The records must be returned word for word.

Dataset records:
□ □ □ □ □

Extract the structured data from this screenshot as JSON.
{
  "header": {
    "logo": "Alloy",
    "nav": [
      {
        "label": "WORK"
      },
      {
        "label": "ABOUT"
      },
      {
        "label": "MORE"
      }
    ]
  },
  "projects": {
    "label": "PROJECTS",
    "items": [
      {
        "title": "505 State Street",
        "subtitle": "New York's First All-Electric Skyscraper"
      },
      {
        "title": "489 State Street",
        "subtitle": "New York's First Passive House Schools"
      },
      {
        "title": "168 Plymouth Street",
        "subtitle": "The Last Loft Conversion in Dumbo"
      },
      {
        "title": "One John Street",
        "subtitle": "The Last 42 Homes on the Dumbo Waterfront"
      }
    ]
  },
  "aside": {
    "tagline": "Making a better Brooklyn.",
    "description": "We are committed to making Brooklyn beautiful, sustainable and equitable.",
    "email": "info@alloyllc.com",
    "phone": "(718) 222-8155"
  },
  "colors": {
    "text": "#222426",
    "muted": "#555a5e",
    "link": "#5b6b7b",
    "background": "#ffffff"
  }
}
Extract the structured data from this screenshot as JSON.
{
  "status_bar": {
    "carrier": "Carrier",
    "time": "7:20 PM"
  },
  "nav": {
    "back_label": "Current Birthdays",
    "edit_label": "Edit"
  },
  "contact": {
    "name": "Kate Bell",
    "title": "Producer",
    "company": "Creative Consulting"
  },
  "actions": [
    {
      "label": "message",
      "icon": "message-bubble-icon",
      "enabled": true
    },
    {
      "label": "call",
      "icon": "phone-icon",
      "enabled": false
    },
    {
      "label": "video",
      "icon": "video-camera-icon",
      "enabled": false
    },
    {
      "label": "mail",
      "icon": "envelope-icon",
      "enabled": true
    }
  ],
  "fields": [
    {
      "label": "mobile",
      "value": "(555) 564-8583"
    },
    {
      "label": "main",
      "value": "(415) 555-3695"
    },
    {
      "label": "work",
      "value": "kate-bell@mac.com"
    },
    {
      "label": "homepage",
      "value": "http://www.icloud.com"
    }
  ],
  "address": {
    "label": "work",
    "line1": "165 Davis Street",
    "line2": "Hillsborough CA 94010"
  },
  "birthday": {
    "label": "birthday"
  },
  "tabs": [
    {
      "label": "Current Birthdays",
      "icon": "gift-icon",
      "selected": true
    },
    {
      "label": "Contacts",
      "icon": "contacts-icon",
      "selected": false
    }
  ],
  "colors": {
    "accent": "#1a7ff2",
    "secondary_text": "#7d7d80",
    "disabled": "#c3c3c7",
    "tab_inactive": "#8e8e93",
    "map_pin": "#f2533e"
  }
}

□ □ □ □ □

OUTPUT BELOW ▸
Extract the structured data from this screenshot as JSON.
{
  "header": {
    "logo": "Alloy",
    "nav": [
      {
        "label": "WORK"
      },
      {
        "label": "ABOUT"
      },
      {
        "label": "MORE"
      }
    ]
  },
  "projects": {
    "label": "PROJECTS",
    "items": [
      {
        "title": "505 State Street",
        "subtitle": "New York's First All-Electric Skyscraper"
      },
      {
        "title": "489 State Street",
        "subtitle": "New York's First Passive House Schools"
      },
      {
        "title": "168 Plymouth Street",
        "subtitle": "The Last Loft Conversion in Dumbo"
      },
      {
        "title": "One John Street",
        "subtitle": "The Last 42 Homes on the Dumbo Waterfront"
      }
    ]
  },
  "aside": {
    "tagline": "Making a better Brooklyn.",
    "description": "We are committed to making Brooklyn beautiful, sustainable and equitable.",
    "email": "info@alloyllc.com",
    "phone": "(718) 222-8155"
  },
  "colors": {
    "text": "#222426",
    "muted": "#555a5e",
    "link": "#5b6b7b",
    "background": "#ffffff"
  }
}
Extract the structured data from this screenshot as JSON.
{
  "status_bar": {
    "carrier": "Carrier",
    "time": "7:20 PM"
  },
  "nav": {
    "back_label": "Current Birthdays",
    "edit_label": "Edit"
  },
  "contact": {
    "name": "Kate Bell",
    "title": "Producer",
    "company": "Creative Consulting"
  },
  "actions": [
    {
      "label": "message",
      "icon": "message-bubble-icon",
      "enabled": true
    },
    {
      "label": "call",
      "icon": "phone-icon",
      "enabled": false
    },
    {
      "label": "video",
      "icon": "video-camera-icon",
      "enabled": false
    },
    {
      "label": "mail",
      "icon": "envelope-icon",
      "enabled": true
    }
  ],
  "fields": [
    {
      "label": "mobile",
      "value": "(555) 564-8583"
    },
    {
      "label": "main",
      "value": "(415) 555-3695"
    },
    {
      "label": "work",
      "value": "kate-bell@mac.com"
    },
    {
      "label": "homepage",
      "value": "http://www.icloud.com"
    }
  ],
  "address": {
    "label": "work",
    "line1": "165 Davis Street",
    "line2": "Hillsborough CA 94010"
  },
  "birthday": {
    "label": "birthday"
  },
  "tabs": [
    {
      "label": "Current Birthdays",
      "icon": "gift-icon",
      "selected": true
    },
    {
      "label": "Contacts",
      "icon": "contacts-icon",
      "selected": false
    }
  ],
  "colors": {
    "accent": "#1a7ff2",
    "secondary_text": "#7d7d80",
    "disabled": "#c3c3c7",
    "tab_inactive": "#8e8e93",
    "map_pin": "#f2533e"
  }
}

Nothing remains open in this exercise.